== RECORDS TO PROCESS

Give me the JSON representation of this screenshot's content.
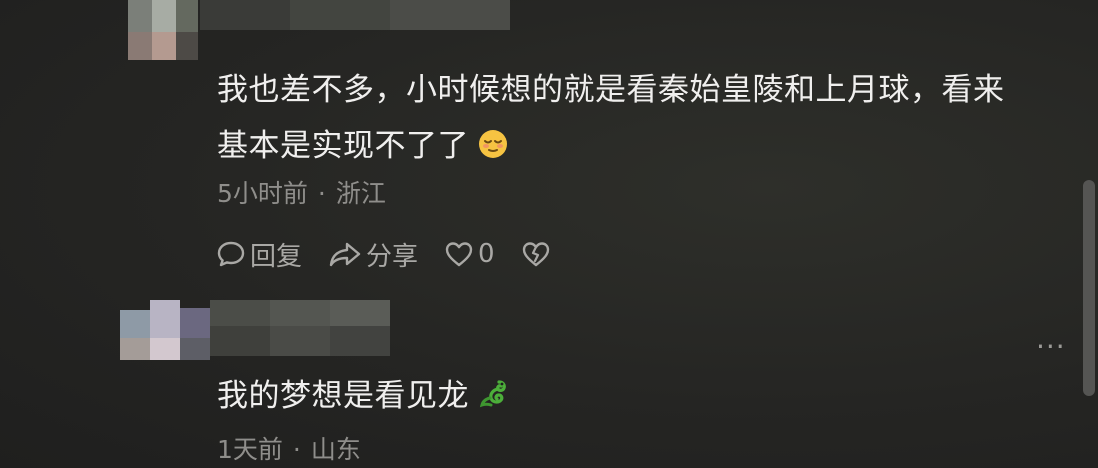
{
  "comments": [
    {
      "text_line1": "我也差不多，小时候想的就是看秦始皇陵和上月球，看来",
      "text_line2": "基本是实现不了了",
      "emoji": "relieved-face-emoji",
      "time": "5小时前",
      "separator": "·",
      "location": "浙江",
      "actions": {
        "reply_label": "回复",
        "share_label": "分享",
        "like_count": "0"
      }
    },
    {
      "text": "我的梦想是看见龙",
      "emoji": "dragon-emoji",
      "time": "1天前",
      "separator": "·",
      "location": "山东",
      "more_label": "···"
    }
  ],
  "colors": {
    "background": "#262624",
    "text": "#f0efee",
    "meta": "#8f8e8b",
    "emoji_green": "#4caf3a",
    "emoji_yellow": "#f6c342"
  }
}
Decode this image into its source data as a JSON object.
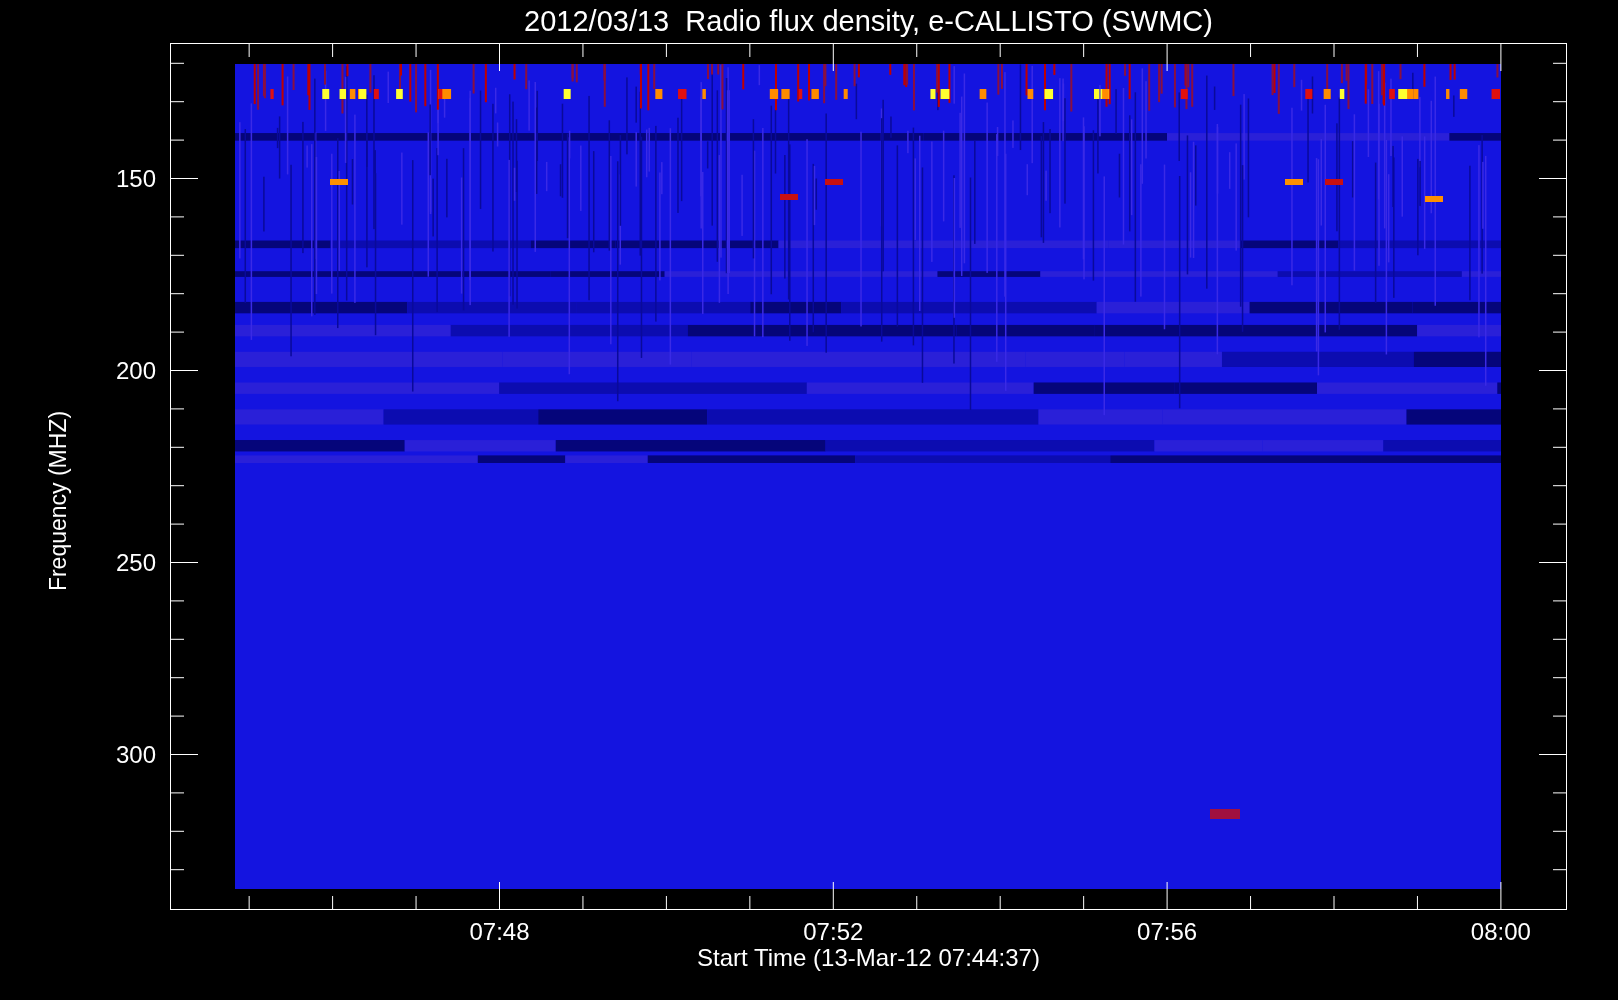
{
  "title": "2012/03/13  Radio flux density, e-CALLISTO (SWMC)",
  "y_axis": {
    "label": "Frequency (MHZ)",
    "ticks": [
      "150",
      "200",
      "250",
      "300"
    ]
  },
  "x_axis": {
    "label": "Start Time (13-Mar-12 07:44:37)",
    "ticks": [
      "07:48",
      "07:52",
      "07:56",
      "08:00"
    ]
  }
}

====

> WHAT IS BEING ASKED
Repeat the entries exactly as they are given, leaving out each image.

> REPLY TO THE TASK
Give me the JSON representation of this screenshot's content.
{
  "comments": [
    {
      "text_line1": "我也差不多，小时候想的就是看秦始皇陵和上月球，看来",
      "text_line2": "基本是实现不了了",
      "emoji": "relieved-face-emoji",
      "time": "5小时前",
      "separator": "·",
      "location": "浙江",
      "actions": {
        "reply_label": "回复",
        "share_label": "分享",
        "like_count": "0"
      }
    },
    {
      "text": "我的梦想是看见龙",
      "emoji": "dragon-emoji",
      "time": "1天前",
      "separator": "·",
      "location": "山东",
      "more_label": "···"
    }
  ],
  "colors": {
    "background": "#262624",
    "text": "#f0efee",
    "meta": "#8f8e8b",
    "emoji_green": "#4caf3a",
    "emoji_yellow": "#f6c342"
  }
}
Decode this image into its source data as a JSON object.
{
  "title": "2012/03/13  Radio flux density, e-CALLISTO (SWMC)",
  "y_axis": {
    "label": "Frequency (MHZ)",
    "ticks": [
      "150",
      "200",
      "250",
      "300"
    ]
  },
  "x_axis": {
    "label": "Start Time (13-Mar-12 07:44:37)",
    "ticks": [
      "07:48",
      "07:52",
      "07:56",
      "08:00"
    ]
  }
}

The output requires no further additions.